Daniel Smith and I attened the annual meeting of the Ottawa Construction Association tonight. For me, this event combines business development and news gathering -- I won't forget the time I attended one of the association's AGMs when, in reviewing some small print in the annual report, I uncovered a scandal involving the then-association president and the local labourers union that ultimately resulted in a major shake-up within the organization and the president's resignation.
At tonight's meeting, we gained some insights into the current scandal involving the local general contactor who decamped to Lebanon, after arranging to wire close to $2 million in cash to the Mideast; shortly after this, his company's payroll and subtrade checks started bouncing. The question, raised at our table, is why the bonding company granted surety to the GC, whose reputation, at least among the people around me at the table, was well known (and not positively) within the industry. I explained to my table mates that we are slow on this story because we will be covering its impact with care and depth long after the daily and general business press move on to other topics.
But the topic of this blog is marketing, and the question is, do these kinds of meetings and events help in the process. Certainly some businesses think so; and spent significant money sponsoring the event. The effectiveness of this type of sponsorship is debatable. In an article in the latest issue of the SMPS Marketer, Lisa Rhatigan, a shareholder ansd senior vice-president at the Whetstone Group, reports that virtually every architectural business her practice surveyed uses sponsorship, but this certainly not the most effective marketing tactic.
(Top of the effectiveness list on her company's survey is "referral sources" and "client referrals", with speaking, articles, industry groups, social events and seminars significantly less effective, but still much more powerful than a final grooup of options including direct mail, newsletters, telephone leads, and advertising.)
Equally, I'm not sure how much marketing value you are going to get when you -- as several companies did -- purchase a 'company table' at these events. Sitting with your peers at one table may help bonding and internal communication, but you sure aren't going to meet anyone new that way. But sitting at a 'general' table with a diversity of people from the industry produces interesting chemistry and results; but sales . . . I'm not so sure.
Networking value here is highest if we forget the sales pitch and focus on the community and relationships; I am happy to see Daniel has met some people and connected with them through the steering committee he joined; this is the beginning of relationship-building which, as noted in Rhatigan's article, is the most effective way to find new business.
Probably the highest marketing value is achieved when you can reach a level of active recognition and involvement in the community.

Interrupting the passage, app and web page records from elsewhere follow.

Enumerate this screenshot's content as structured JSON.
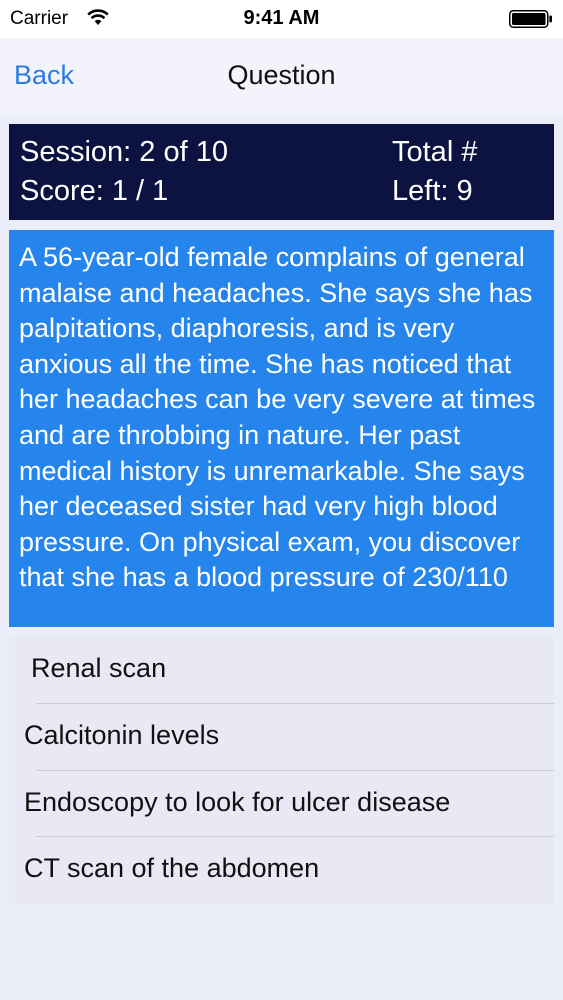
{
  "status_bar": {
    "carrier": "Carrier",
    "time": "9:41 AM"
  },
  "nav": {
    "back_label": "Back",
    "title": "Question"
  },
  "score_panel": {
    "session": "Session: 2 of 10",
    "score": "Score: 1 / 1",
    "total": "Total #",
    "left": "Left: 9"
  },
  "question": {
    "text": "A 56-year-old female complains of general malaise and headaches. She says she has palpitations, diaphoresis, and is very anxious all the time. She has noticed that her headaches can be very severe at times and are throbbing in nature. Her past medical history is unremarkable. She says her deceased sister had very high blood pressure. On physical exam, you discover that she has a blood pressure of 230/110"
  },
  "answers": [
    {
      "label": "Renal scan"
    },
    {
      "label": "Calcitonin levels"
    },
    {
      "label": "Endoscopy to look for ulcer disease"
    },
    {
      "label": "CT scan of the abdomen"
    }
  ],
  "colors": {
    "accent": "#2a7be8",
    "score_panel_bg": "#0c1340",
    "question_bg": "#2585ec",
    "answers_bg": "#e8e9f4",
    "page_bg": "#ebedf8"
  },
  "icons": [
    "wifi-icon",
    "battery-icon"
  ]
}
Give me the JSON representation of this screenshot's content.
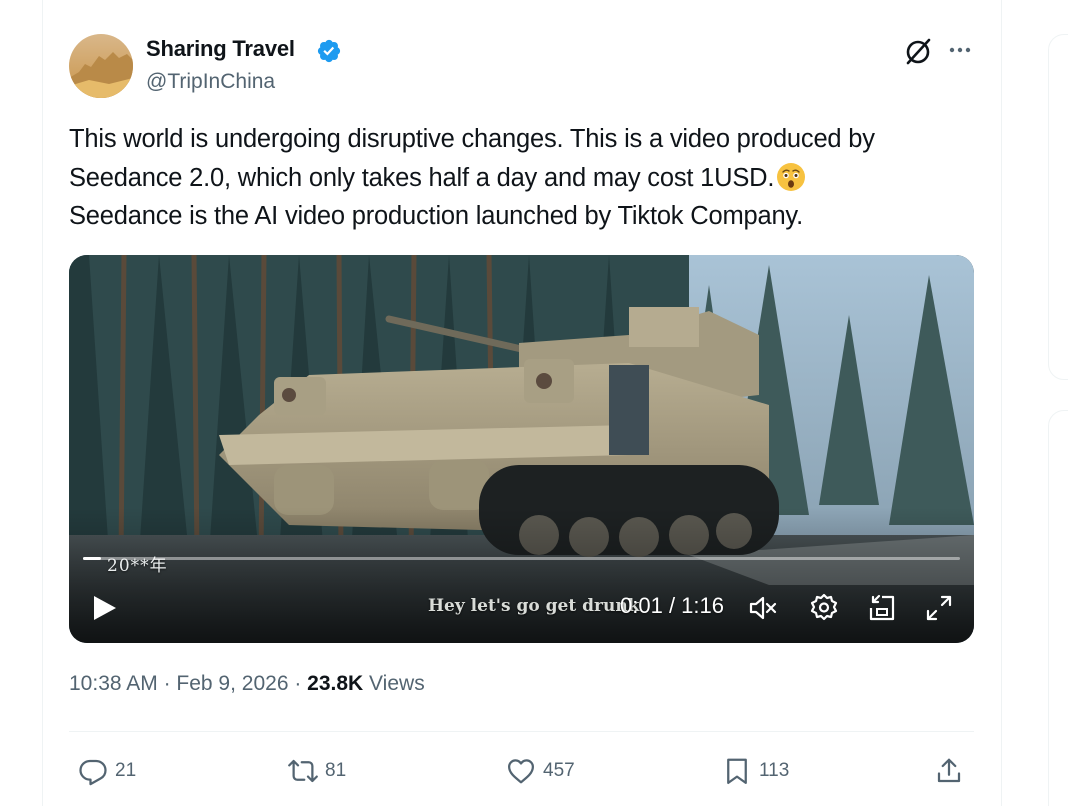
{
  "author": {
    "display_name": "Sharing Travel",
    "handle": "@TripInChina",
    "verified": true
  },
  "tweet": {
    "lines": [
      "This world is undergoing disruptive changes. This is a video produced by",
      "Seedance 2.0, which only takes half a day and may cost 1USD.",
      "Seedance is the AI video production launched by Tiktok Company."
    ],
    "emoji": "astonished-face"
  },
  "video": {
    "burned_subtitle": "20**年",
    "overlay_caption": "Hey let's go get drunk",
    "current_time": "0:01",
    "duration": "1:16",
    "time_separator": " / ",
    "progress_fraction": 0.02,
    "muted": true
  },
  "meta": {
    "time": "10:38 AM",
    "separator": " · ",
    "date": "Feb 9, 2026",
    "views_count": "23.8K",
    "views_label": " Views"
  },
  "actions": {
    "replies": "21",
    "reposts": "81",
    "likes": "457",
    "bookmarks": "113"
  },
  "colors": {
    "text_primary": "#0f1419",
    "text_secondary": "#536471",
    "verified_blue": "#1d9bf0",
    "divider": "#eff3f4"
  }
}
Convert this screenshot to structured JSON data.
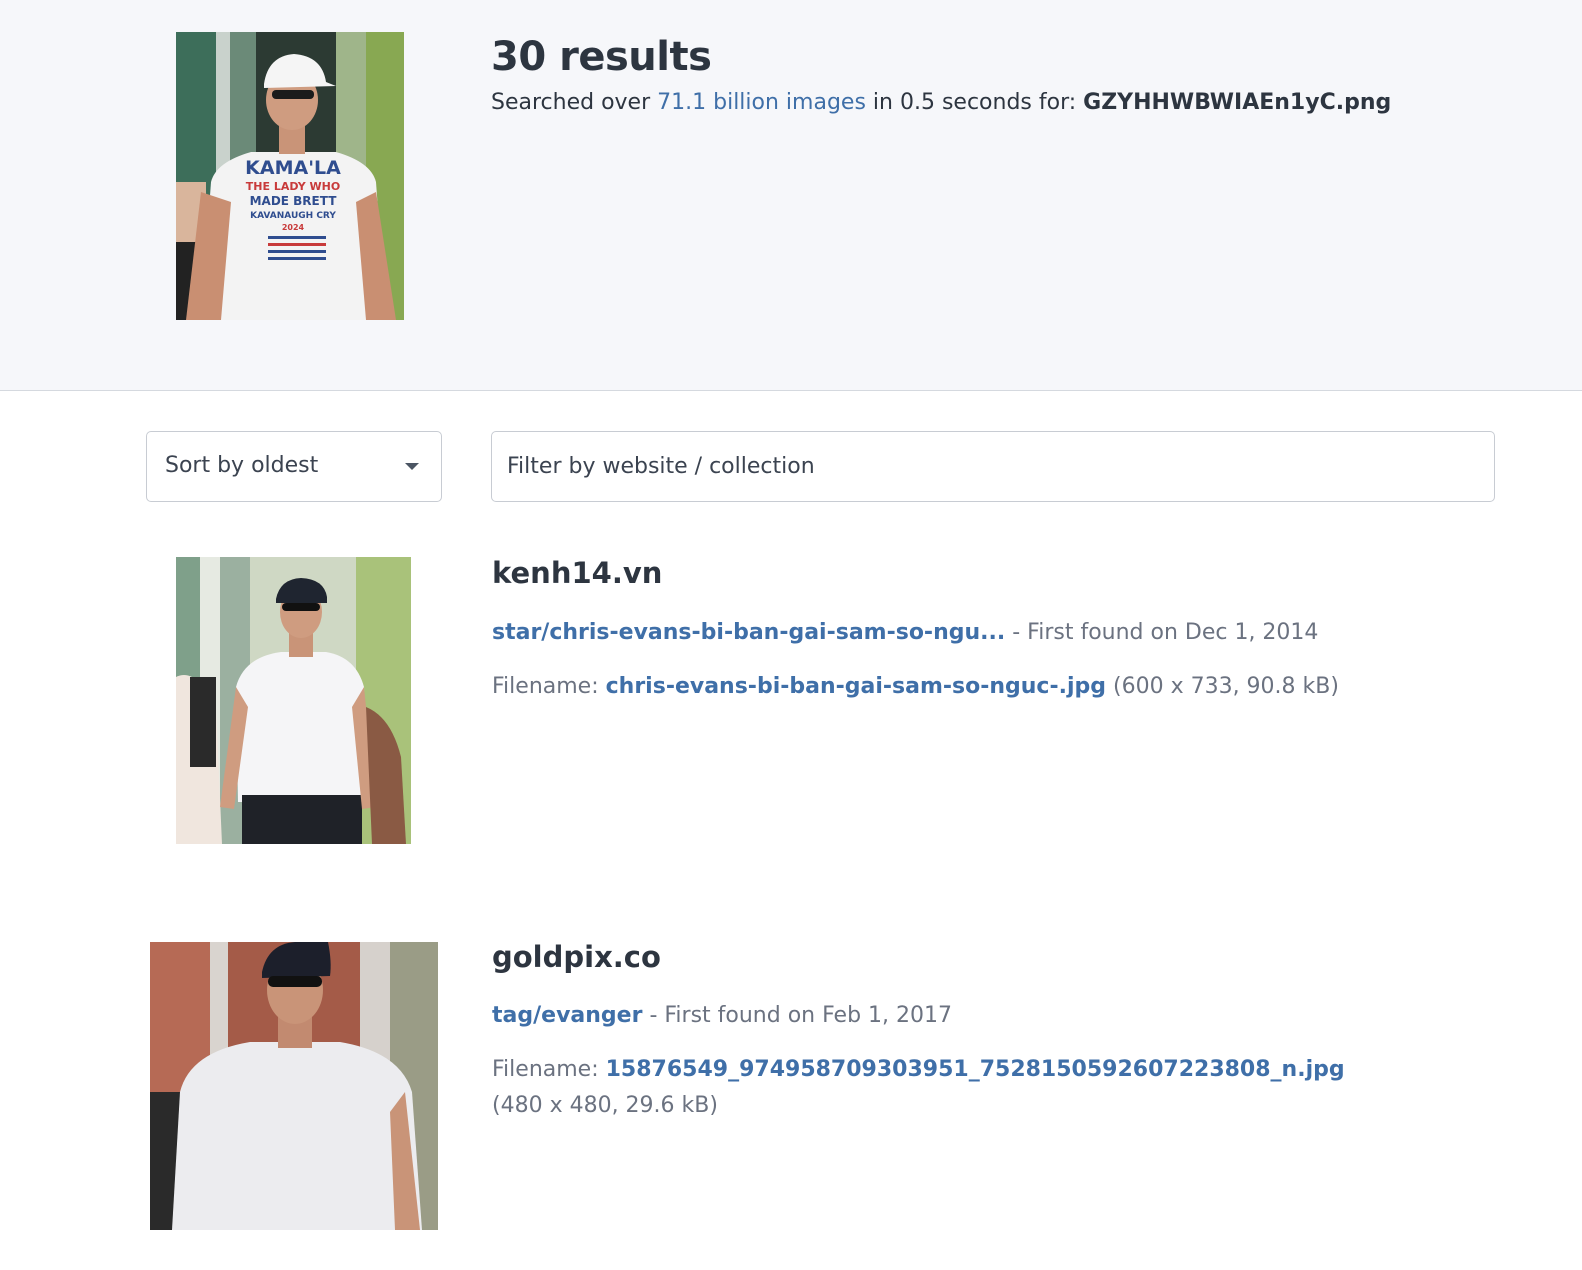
{
  "header": {
    "results_count": "30 results",
    "summary_prefix": "Searched over",
    "summary_link": "71.1 billion images",
    "summary_middle": "in 0.5 seconds for:",
    "query_filename": "GZYHHWBWIAEn1yC.png",
    "query_shirt_text": [
      "KAMA'LA",
      "THE LADY WHO",
      "MADE BRETT",
      "KAVANAUGH CRY",
      "2024"
    ]
  },
  "controls": {
    "sort_label": "Sort by oldest",
    "filter_placeholder": "Filter by website / collection"
  },
  "results": [
    {
      "site": "kenh14.vn",
      "path": "star/chris-evans-bi-ban-gai-sam-so-ngu...",
      "first_found": "- First found on Dec 1, 2014",
      "filename_label": "Filename:",
      "filename": "chris-evans-bi-ban-gai-sam-so-nguc-.jpg",
      "size": "(600 x 733, 90.8 kB)"
    },
    {
      "site": "goldpix.co",
      "path": "tag/evanger",
      "first_found": "- First found on Feb 1, 2017",
      "filename_label": "Filename:",
      "filename": "15876549_974958709303951_7528150592607223808_n.jpg",
      "size": "(480 x 480, 29.6 kB)"
    }
  ],
  "colors": {
    "link": "#3f6fa8",
    "header_bg": "#f6f7fa",
    "text": "#2d3540",
    "muted": "#6b7280"
  }
}
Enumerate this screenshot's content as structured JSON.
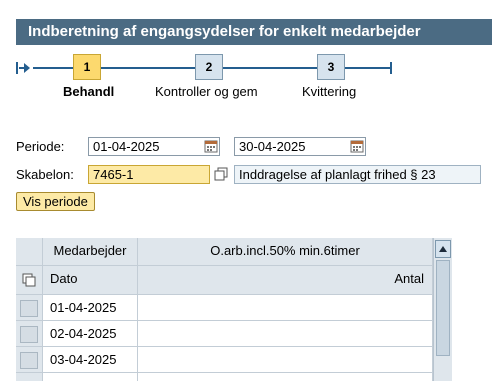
{
  "header": {
    "title": "Indberetning af engangsydelser for enkelt medarbejder"
  },
  "roadmap": {
    "steps": [
      {
        "number": "1",
        "label": "Behandl",
        "active": true
      },
      {
        "number": "2",
        "label": "Kontroller og gem",
        "active": false
      },
      {
        "number": "3",
        "label": "Kvittering",
        "active": false
      }
    ]
  },
  "form": {
    "period_label": "Periode:",
    "period_from": "01-04-2025",
    "period_to": "30-04-2025",
    "template_label": "Skabelon:",
    "template_value": "7465-1",
    "template_description": "Inddragelse af planlagt frihed § 23",
    "show_period_button": "Vis periode"
  },
  "table": {
    "header_row1": {
      "col1": "Medarbejder",
      "col2": "O.arb.incl.50% min.6timer"
    },
    "header_row2": {
      "col1": "Dato",
      "col2": "Antal"
    },
    "rows": [
      {
        "date": "01-04-2025",
        "amount": ""
      },
      {
        "date": "02-04-2025",
        "amount": ""
      },
      {
        "date": "03-04-2025",
        "amount": ""
      }
    ]
  },
  "colors": {
    "title_bar": "#4b6b83",
    "active_step": "#fcd96e",
    "inactive_step": "#d6e3ee",
    "header_cell": "#dfe6ec"
  }
}
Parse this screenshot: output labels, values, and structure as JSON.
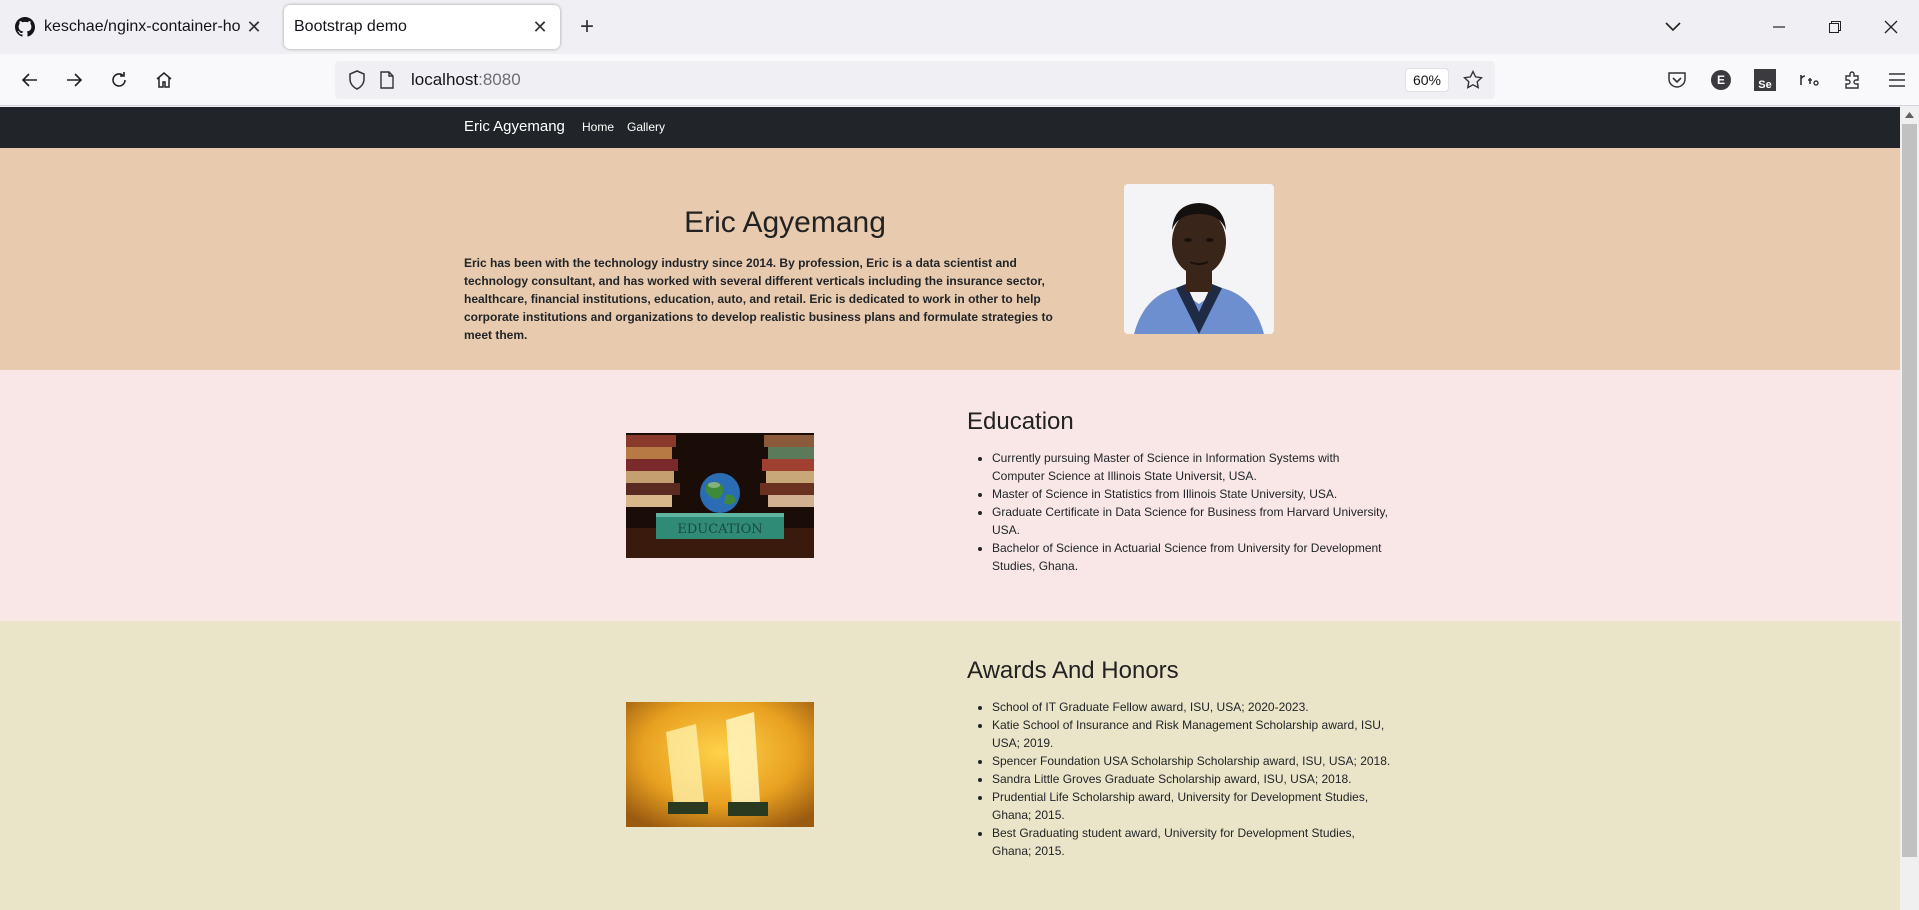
{
  "browser": {
    "tabs": [
      {
        "title": "keschae/nginx-container-host",
        "icon": "github-icon"
      },
      {
        "title": "Bootstrap demo",
        "icon": ""
      }
    ],
    "url_host": "localhost",
    "url_port": ":8080",
    "zoom": "60%",
    "extensions": {
      "e_badge": "E",
      "se_badge": "Se"
    }
  },
  "site": {
    "brand": "Eric Agyemang",
    "nav": [
      "Home",
      "Gallery"
    ],
    "hero": {
      "title": "Eric Agyemang",
      "text": "Eric has been with the technology industry since 2014. By profession, Eric is a data scientist and technology consultant, and has worked with several different verticals including the insurance sector, healthcare, financial institutions, education, auto, and retail. Eric is dedicated to work in other to help corporate institutions and organizations to develop realistic business plans and formulate strategies to meet them.",
      "bg": "#e8cbae"
    },
    "education": {
      "title": "Education",
      "bg": "#f9e7e7",
      "items": [
        "Currently pursuing Master of Science in Information Systems with Computer Science at Illinois State Universit, USA.",
        "Master of Science in Statistics from Illinois State University, USA.",
        "Graduate Certificate in Data Science for Business from Harvard University, USA.",
        "Bachelor of Science in Actuarial Science from University for Development Studies, Ghana."
      ],
      "image_caption": "EDUCATION"
    },
    "awards": {
      "title": "Awards And Honors",
      "bg": "#eae5c8",
      "items": [
        "School of IT Graduate Fellow award, ISU, USA; 2020-2023.",
        "Katie School of Insurance and Risk Management Scholarship award, ISU, USA; 2019.",
        "Spencer Foundation USA Scholarship Scholarship award, ISU, USA; 2018.",
        "Sandra Little Groves Graduate Scholarship award, ISU, USA; 2018.",
        "Prudential Life Scholarship award, University for Development Studies, Ghana; 2015.",
        "Best Graduating student award, University for Development Studies, Ghana; 2015."
      ]
    }
  }
}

At the meeting, the Ottawa Hospital's CEO thanked the association membership for supporting its fund-raising campaign, pulling in more than $9 million. This is good, but credit went to the fund-raising committee leader Robert Merkley of Merkley Supply Ltd. whose business has built a reputation for community involvement and service through active invovlemment and leadership. This is far more than the relatively ineffective 'sponsorship' described in Rhatigan's article -- it is the intense, time-consuming and highly visible leadership only a few achieve.